--- WHAT YOU NEED TO DO ---
Restate, word for word, every line of the data.

[App and web page records]
##########

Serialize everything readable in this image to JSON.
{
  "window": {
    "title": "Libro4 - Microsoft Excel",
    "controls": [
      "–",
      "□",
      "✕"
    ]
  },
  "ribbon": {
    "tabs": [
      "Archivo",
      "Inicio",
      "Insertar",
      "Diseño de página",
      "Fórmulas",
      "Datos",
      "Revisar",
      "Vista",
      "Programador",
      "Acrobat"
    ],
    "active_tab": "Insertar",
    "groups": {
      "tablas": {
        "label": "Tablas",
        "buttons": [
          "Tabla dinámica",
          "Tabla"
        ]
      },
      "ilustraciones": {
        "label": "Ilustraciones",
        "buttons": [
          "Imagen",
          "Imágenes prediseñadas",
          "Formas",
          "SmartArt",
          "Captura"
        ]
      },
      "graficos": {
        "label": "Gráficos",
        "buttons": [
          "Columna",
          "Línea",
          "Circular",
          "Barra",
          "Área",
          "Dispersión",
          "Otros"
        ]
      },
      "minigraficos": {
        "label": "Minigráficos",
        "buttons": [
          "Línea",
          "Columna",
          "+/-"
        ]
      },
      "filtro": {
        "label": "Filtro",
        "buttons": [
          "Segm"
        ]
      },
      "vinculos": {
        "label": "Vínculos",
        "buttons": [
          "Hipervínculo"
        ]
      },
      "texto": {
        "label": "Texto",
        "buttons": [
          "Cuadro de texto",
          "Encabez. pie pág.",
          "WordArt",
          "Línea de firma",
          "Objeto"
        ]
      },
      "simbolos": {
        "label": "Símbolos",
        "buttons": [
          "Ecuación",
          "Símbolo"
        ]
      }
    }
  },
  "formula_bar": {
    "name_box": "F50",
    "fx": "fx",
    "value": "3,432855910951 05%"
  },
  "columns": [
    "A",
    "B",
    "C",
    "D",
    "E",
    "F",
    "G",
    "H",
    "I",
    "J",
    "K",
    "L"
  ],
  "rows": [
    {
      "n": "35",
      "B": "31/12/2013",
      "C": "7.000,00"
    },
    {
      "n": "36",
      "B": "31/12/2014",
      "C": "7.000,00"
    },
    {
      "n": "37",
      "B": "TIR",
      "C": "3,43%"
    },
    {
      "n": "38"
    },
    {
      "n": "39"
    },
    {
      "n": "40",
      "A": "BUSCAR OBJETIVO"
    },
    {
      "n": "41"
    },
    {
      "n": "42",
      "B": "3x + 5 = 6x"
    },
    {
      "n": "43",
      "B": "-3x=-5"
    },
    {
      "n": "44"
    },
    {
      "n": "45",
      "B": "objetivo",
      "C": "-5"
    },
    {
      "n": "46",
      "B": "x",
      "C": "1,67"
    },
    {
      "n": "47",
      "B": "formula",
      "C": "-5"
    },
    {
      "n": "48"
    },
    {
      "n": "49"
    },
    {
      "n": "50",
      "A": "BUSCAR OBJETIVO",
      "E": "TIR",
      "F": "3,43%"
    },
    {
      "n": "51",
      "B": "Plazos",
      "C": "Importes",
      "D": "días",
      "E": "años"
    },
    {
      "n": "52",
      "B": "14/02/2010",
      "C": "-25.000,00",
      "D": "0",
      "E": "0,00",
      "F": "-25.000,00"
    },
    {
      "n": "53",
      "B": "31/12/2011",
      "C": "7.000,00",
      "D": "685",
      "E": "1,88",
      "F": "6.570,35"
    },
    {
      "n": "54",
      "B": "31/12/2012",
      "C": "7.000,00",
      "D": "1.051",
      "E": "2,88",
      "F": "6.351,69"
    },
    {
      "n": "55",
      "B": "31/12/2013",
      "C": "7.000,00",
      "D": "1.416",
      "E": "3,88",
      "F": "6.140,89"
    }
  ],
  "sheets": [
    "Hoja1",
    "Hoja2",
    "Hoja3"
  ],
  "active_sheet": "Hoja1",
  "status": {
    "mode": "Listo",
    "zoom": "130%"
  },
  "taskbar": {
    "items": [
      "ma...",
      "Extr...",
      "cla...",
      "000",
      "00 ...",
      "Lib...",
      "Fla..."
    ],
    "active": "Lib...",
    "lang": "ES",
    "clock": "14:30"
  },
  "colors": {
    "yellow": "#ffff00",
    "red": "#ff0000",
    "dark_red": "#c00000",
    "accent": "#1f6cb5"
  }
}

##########

--- COMPLETED EXERCISE ---
Serialize everything readable in this image to JSON.
{
  "window": {
    "title": "Libro4 - Microsoft Excel",
    "controls": [
      "–",
      "□",
      "✕"
    ]
  },
  "ribbon": {
    "tabs": [
      "Archivo",
      "Inicio",
      "Insertar",
      "Diseño de página",
      "Fórmulas",
      "Datos",
      "Revisar",
      "Vista",
      "Programador",
      "Acrobat"
    ],
    "active_tab": "Insertar",
    "groups": {
      "tablas": {
        "label": "Tablas",
        "buttons": [
          "Tabla dinámica",
          "Tabla"
        ]
      },
      "ilustraciones": {
        "label": "Ilustraciones",
        "buttons": [
          "Imagen",
          "Imágenes prediseñadas",
          "Formas",
          "SmartArt",
          "Captura"
        ]
      },
      "graficos": {
        "label": "Gráficos",
        "buttons": [
          "Columna",
          "Línea",
          "Circular",
          "Barra",
          "Área",
          "Dispersión",
          "Otros"
        ]
      },
      "minigraficos": {
        "label": "Minigráficos",
        "buttons": [
          "Línea",
          "Columna",
          "+/-"
        ]
      },
      "filtro": {
        "label": "Filtro",
        "buttons": [
          "Segm"
        ]
      },
      "vinculos": {
        "label": "Vínculos",
        "buttons": [
          "Hipervínculo"
        ]
      },
      "texto": {
        "label": "Texto",
        "buttons": [
          "Cuadro de texto",
          "Encabez. pie pág.",
          "WordArt",
          "Línea de firma",
          "Objeto"
        ]
      },
      "simbolos": {
        "label": "Símbolos",
        "buttons": [
          "Ecuación",
          "Símbolo"
        ]
      }
    }
  },
  "formula_bar": {
    "name_box": "F50",
    "fx": "fx",
    "value": "3,432855910951 05%"
  },
  "columns": [
    "A",
    "B",
    "C",
    "D",
    "E",
    "F",
    "G",
    "H",
    "I",
    "J",
    "K",
    "L"
  ],
  "rows": [
    {
      "n": "35",
      "B": "31/12/2013",
      "C": "7.000,00"
    },
    {
      "n": "36",
      "B": "31/12/2014",
      "C": "7.000,00"
    },
    {
      "n": "37",
      "B": "TIR",
      "C": "3,43%"
    },
    {
      "n": "38"
    },
    {
      "n": "39"
    },
    {
      "n": "40",
      "A": "BUSCAR OBJETIVO"
    },
    {
      "n": "41"
    },
    {
      "n": "42",
      "B": "3x + 5 = 6x"
    },
    {
      "n": "43",
      "B": "-3x=-5"
    },
    {
      "n": "44"
    },
    {
      "n": "45",
      "B": "objetivo",
      "C": "-5"
    },
    {
      "n": "46",
      "B": "x",
      "C": "1,67"
    },
    {
      "n": "47",
      "B": "formula",
      "C": "-5"
    },
    {
      "n": "48"
    },
    {
      "n": "49"
    },
    {
      "n": "50",
      "A": "BUSCAR OBJETIVO",
      "E": "TIR",
      "F": "3,43%"
    },
    {
      "n": "51",
      "B": "Plazos",
      "C": "Importes",
      "D": "días",
      "E": "años"
    },
    {
      "n": "52",
      "B": "14/02/2010",
      "C": "-25.000,00",
      "D": "0",
      "E": "0,00",
      "F": "-25.000,00"
    },
    {
      "n": "53",
      "B": "31/12/2011",
      "C": "7.000,00",
      "D": "685",
      "E": "1,88",
      "F": "6.570,35"
    },
    {
      "n": "54",
      "B": "31/12/2012",
      "C": "7.000,00",
      "D": "1.051",
      "E": "2,88",
      "F": "6.351,69"
    },
    {
      "n": "55",
      "B": "31/12/2013",
      "C": "7.000,00",
      "D": "1.416",
      "E": "3,88",
      "F": "6.140,89"
    }
  ],
  "sheets": [
    "Hoja1",
    "Hoja2",
    "Hoja3"
  ],
  "active_sheet": "Hoja1",
  "status": {
    "mode": "Listo",
    "zoom": "130%"
  },
  "taskbar": {
    "items": [
      "ma...",
      "Extr...",
      "cla...",
      "000",
      "00 ...",
      "Lib...",
      "Fla..."
    ],
    "active": "Lib...",
    "lang": "ES",
    "clock": "14:30"
  },
  "colors": {
    "yellow": "#ffff00",
    "red": "#ff0000",
    "dark_red": "#c00000",
    "accent": "#1f6cb5"
  }
}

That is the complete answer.